She returned to me with three coupons for $3 off future purchases, and a handy dandy measuring cup so that I know exactly what the weight is of the amount of grain I am feeding the horses.  I usually just fill a coffee can or bucket and divide accordingly.  So, I didn't have to suffer a complete loss for being too busy to bother with the hassle.  She advised to me keep both the envelope and the pair of scissors in the same location where I store the bags, so it will be convenient and I won't forget.  She said that if she was going to get a free bag for cutting out POPs, she would make damn sure she did it.  For some of us, time is more valuable than money.  That's my story and I'm sticking to it.

I voiced my other concern, which was that there was no expiration date on the deal, and I didn't want to invest another year or two of my time cutting out POPs if the deal is no good by the time I return to the store with 12 POPs.  She said the deal is good forever.  She thanked me for buying their products and said I'm doing a good thing for my horses.

The thing that baffled me was that the store clerk said there was a sale on Safe Choice Senior today, but we got distracted before I could ask her the price difference.  Ultimately, it didn't matter, because I did plan to buy more bags anyway.  But I thought the total on my receipt was a bit too high, so I checked my records, and sure enough, the price for one bag was $16.99 a few months ago, then $17.99 with my last purchase, and now with the sale I saved a whopping 20 cents per bag at $17.79.  Now I'm kind of concerned that the regular price may have risen above $17.99 if $17.79 is considered a sale.  I'm unsure what causes the price of a product to be raised multiple times within such a short period of time, but it doesn't surprise me that the price of equine supplements would go up at a time of year when people in some parts of the country are running out of hay.  It is what it is.

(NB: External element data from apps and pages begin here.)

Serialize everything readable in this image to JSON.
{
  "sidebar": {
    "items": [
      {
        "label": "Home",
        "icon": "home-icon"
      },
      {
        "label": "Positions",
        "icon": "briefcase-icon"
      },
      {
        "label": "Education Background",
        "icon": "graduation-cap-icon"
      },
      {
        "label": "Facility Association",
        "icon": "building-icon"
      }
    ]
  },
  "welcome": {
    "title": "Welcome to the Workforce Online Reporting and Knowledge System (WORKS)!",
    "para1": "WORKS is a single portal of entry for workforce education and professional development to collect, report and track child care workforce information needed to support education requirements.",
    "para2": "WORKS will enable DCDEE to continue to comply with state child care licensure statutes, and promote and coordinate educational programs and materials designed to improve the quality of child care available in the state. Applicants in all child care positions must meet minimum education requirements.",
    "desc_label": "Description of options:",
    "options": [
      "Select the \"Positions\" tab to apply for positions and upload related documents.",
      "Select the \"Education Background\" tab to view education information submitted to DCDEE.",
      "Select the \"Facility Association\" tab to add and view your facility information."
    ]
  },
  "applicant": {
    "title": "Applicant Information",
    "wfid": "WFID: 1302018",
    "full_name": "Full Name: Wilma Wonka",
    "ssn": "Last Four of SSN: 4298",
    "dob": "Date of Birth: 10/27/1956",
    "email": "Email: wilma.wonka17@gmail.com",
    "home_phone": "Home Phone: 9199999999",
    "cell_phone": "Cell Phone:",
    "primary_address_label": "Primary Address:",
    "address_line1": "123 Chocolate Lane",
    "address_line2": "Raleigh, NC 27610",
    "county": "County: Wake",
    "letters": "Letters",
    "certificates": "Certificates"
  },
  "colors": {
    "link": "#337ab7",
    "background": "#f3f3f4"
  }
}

So, would you take the time to cut out proofs of purchases over a period of months or years to save roughly eighteen bucks, especially with the price of most horse feeds going up?